Last year, House Democrats saw ex-Majority Leader Eric Cantor as a possible (if ultimately disappointing) ally in the fight to rewrite the Voting Rights Act for the 21st century. On Tuesday, Cantor’s leadership successor, Kevin McCarthy, might have revealed himself as another important potential friend to the effort. The California Republican echoed at a pen-and-pad briefing what fellow GOP lawmakers have said before: Any revision of the landmark 1965 law has to start in the Judiciary Committee — a disappointing answer for advocates who know Chairman Robert W. Goodlatte, R-Va., is disinclined to tackle the matter. But McCarthy later said he thinks the time has come for an “overall review.” “On a personal level, I’d like to see the debate go forward,” he said. “I’d like to see [us] have the debate in committee. I think everything, when it’s first written and where the world is today, has changed. So just as most of our bills, how do you modernize?
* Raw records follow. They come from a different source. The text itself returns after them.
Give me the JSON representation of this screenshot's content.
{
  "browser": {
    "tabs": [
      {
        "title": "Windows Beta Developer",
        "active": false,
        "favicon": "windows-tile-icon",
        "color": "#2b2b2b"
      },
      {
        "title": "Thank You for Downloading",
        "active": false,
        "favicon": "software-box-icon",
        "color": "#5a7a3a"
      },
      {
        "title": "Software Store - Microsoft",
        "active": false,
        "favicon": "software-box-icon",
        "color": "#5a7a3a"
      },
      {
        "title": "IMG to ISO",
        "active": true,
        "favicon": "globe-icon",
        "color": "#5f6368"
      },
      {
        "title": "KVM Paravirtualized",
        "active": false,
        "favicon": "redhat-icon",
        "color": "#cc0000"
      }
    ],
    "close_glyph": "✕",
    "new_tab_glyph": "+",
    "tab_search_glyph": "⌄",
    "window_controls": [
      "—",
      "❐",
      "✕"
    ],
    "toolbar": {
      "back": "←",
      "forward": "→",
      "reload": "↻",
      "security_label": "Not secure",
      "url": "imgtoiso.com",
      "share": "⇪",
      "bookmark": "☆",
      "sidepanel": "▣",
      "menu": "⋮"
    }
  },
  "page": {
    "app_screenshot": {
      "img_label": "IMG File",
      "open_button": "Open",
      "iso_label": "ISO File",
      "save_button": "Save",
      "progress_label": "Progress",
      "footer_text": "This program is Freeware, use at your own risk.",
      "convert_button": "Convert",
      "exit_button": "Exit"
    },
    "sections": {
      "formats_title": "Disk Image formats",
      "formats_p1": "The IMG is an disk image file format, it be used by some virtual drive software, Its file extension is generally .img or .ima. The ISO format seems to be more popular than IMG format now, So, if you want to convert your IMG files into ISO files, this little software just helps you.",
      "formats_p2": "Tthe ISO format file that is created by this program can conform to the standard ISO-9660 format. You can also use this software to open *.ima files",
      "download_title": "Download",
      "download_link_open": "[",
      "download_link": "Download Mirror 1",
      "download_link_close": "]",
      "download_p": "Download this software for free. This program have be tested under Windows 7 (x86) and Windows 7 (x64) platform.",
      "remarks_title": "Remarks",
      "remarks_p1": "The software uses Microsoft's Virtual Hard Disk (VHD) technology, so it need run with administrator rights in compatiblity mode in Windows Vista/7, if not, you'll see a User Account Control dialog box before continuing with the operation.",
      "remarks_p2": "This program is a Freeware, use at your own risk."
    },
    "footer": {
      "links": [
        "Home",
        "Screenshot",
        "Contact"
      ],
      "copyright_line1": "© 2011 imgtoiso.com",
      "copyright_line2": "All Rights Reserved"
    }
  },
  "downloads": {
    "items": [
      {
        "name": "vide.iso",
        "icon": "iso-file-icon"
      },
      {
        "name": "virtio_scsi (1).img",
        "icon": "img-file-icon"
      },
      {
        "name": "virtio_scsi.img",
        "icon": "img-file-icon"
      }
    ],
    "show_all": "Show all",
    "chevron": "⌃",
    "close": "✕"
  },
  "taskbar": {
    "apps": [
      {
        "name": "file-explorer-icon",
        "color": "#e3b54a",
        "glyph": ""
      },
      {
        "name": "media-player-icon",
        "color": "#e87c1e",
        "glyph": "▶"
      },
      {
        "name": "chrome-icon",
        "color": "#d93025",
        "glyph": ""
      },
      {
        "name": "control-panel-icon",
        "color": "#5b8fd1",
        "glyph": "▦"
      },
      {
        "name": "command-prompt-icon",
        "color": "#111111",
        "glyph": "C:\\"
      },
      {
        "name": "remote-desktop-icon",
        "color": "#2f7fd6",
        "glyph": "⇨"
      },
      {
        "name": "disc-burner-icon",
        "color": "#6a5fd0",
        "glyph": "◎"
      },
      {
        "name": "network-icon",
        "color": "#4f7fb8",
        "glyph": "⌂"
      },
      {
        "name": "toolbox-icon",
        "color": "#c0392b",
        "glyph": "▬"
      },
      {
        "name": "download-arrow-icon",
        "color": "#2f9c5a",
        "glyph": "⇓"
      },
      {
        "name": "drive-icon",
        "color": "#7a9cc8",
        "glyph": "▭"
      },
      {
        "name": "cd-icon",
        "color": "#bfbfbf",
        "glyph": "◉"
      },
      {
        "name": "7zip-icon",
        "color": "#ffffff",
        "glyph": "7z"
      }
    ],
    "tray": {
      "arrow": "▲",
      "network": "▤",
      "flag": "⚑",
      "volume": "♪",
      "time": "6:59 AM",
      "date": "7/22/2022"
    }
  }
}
An overall review, I think, it’s the right time to do it,” McCarthy continued. “What the outcome can be, I don’t prejudge.”
McCarthy’s comments came after he was asked what he thought of House Democrats’ calls for Congress to take up legislation in response to the 2013 Supreme Court ruling that dismantled the VRA’s core enforcement provision.
While noncommittal, McCarthy’s remarks are the most optimistic comments on the VRA from any member of House GOP leadership since Cantor’s primary defeat in June 2014.
Before his exit from Congress, Democratic colleagues were skeptical about Cantor, but held out hope for the Virginia Republican’s support, coming on the heels of a 2013 pilgrimage to Selma, Ala., with civil rights icon and Georgia Democrat John Lewis, was sincere.
Full Article: McCarthy Cracks Door, Slightly, on Voting Rights Act.